Like any team lacking in an elite scorer, the Wizards offensive philosophy was simple: share the ball and get out in transition as much as possible. They had the shooters to make it work and the type of point guard that raises his teammates' shooting percentages just with his style of play. And yet, they couldn't net a league-average offensive rating.
It stands to reason that they should improve with their new offseason additions. Paul Pierce brings an entirely new dynamic to the frontcourt -- a player still capable of exploiting mismatches -- while Kris Humphries and DeJuan Blair round out a big man rotation that was in flux for much of last season.
The talent on this roster has unquestionably been upgraded. Now, it's a matter of putting all the pieces together.
That requires some obvious tweaking to the playbook from Randy Wittman such as less standing around on the perimeter from the wings, but that should have been the case already. The more dire concerns have been in front of him the whole time. Can the Wizards field an above-average offense while maintaining their identity as a drive-and-kick team?
This sort of fell through the cracks since the playoffs ended. John Wall took the brunt of the blame after the second round, but it's worth questioning just how much of his failings could have been avoided in a more free-flowing system. Everything the Wizards did out of the pick and roll was geared towards Wall wreaking havoc in the lane, and it certainly took its toll. No player touched the ball more than him last season and no one held the ball longer each game.
Some of these problems will be rectified on it's own. Pierce is a considerably better ball-handler than Trevor Ariza, and Bradley Beal will be looking to build on a strong postseason. They'll take some of the weight off Wall's shoulders. But how effective they'll be hinges on how creative Wittman gets with the offense.
That might mean getting the wings more into the flow of the offense directly instead of just having them spot up. For Pierce, this would be right up his alley from his Boston days.
This was one of Doc Rivers' pet plays in Boston. All it takes is Pierce curling off a down screen set by the off guard and reacting to the defense. He can flare out and knock down the three if his defender goes under the screen or curl to the middle with some real estate in front of him.
This was the genesis of a lot of his scoring opportunities. Like many go-to scorers, the key is to get him the ball in his sweet spot -- the elbows -- and allowing him the freedom to create. Pierce started many of his plays off in this action with a big or guard setting the screen adjacent to the sideline and him dictating his next move.
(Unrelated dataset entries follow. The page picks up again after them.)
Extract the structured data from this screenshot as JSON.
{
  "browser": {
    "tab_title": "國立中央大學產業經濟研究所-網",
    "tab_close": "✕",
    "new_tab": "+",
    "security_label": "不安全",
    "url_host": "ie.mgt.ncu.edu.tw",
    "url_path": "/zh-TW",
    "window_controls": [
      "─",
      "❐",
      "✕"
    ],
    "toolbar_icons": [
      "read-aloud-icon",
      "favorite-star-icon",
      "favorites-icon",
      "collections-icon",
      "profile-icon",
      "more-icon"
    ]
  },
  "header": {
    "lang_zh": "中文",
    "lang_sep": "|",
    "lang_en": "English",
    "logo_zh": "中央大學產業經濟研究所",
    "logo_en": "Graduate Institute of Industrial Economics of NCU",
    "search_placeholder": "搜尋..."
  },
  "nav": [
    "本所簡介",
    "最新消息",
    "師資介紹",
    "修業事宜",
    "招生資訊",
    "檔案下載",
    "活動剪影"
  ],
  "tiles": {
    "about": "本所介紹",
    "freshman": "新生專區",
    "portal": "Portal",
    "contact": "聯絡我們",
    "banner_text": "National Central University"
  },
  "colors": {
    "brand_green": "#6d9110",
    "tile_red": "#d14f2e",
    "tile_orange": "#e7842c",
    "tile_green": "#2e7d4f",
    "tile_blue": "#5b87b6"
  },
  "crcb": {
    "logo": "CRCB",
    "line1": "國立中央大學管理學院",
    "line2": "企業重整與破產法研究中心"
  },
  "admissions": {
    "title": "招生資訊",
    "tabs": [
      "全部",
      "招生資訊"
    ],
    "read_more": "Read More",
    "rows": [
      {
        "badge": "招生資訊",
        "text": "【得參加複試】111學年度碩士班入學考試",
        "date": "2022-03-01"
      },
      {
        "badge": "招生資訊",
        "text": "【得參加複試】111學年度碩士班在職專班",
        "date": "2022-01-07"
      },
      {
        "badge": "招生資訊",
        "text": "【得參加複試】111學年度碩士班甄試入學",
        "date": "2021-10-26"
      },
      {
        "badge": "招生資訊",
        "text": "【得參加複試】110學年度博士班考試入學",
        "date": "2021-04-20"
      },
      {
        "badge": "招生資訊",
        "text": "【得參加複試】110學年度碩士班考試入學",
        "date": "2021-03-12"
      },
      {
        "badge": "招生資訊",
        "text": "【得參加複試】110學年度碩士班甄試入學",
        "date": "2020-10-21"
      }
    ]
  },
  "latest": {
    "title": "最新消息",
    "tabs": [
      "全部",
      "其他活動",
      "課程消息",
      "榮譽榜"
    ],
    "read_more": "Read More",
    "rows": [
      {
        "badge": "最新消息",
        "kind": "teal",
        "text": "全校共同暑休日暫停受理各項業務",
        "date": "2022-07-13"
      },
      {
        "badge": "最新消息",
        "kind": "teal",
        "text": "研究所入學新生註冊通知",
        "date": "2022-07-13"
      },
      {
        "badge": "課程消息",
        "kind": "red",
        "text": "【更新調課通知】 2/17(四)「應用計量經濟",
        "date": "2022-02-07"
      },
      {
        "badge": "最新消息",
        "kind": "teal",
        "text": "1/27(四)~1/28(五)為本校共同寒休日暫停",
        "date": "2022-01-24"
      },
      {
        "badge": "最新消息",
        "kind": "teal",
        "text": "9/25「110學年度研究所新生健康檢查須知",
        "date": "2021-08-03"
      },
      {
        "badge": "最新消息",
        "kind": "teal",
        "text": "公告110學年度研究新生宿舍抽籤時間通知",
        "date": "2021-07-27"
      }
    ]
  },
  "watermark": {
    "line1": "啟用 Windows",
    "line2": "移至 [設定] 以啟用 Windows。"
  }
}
Over 15 percent of his plays ending in a field goal attempt, free throw attempt, or turnover came off screens in his final year as a Celtic, per Synergy Sports Technology. That's higher than any Wizards player last season and significantly higher than Ariza, who was at a meager three percent last season.
And it led to a ton of midrange shots. He was second to just Byron Mullens of all people in midrange jumpers attempted per game among forwards before the All Star break in 2013, which was right around the time Rajon Rondo tore his ACL. Washington now employs three midrange-heavy players in Pierce, Beal, and Wall, but it's the type of shots Pierce generates that can breath new life into the Wizards offense.
It's no secret that their style of play caught up to them in the playoffs. It was entirely too dependent on the defense making mistakes and wasn't nearly as proactive as you would hope. Indiana swallowed up their dribble penetration using just Roy Hibbert's presence alone. That allowed Indiana's wings to stay home on shooters and refrain from helping in the lane.
Look how helpless Wall is once he turns the corner.
There's exactly two things that transpires when Wall can get the ball to his shooters. 1) an open look from three, or 2) an attempt to attack a closeout.
The problem is, those shooters more often than not were Ariza or Martell Webster. Asking them to attack closeouts was always hit or miss. There was no continuity in these sets, which is why the Wizards often sat through long scoring droughts.
Wittman has to devise a more sound half court offense, and he now has the tools to get it done. Pierce, Beal and Otto Porter can be used off screens, and with more motion to tilt the defense, Wall has more options out of the pick and roll. They have four veteran big men that know how to free up shooters and move around the court. All bring something new to the table offensively.
Not all of it is the coaching staff, just like not all of it was on them in the playoffs. Wall has to figure out a way to stay engaged when the ball isn't in his hands and he can't afford to level-off as a shooter. And much of Pierce's success with the team will hinge on him being able to defend wing players. There's no hiding him in this defensive system, and if he puts more of the strain on Wall and Beal, they'll be back to square one.
Nevertheless, the tools for a better offense are in place. They just need to be used properly.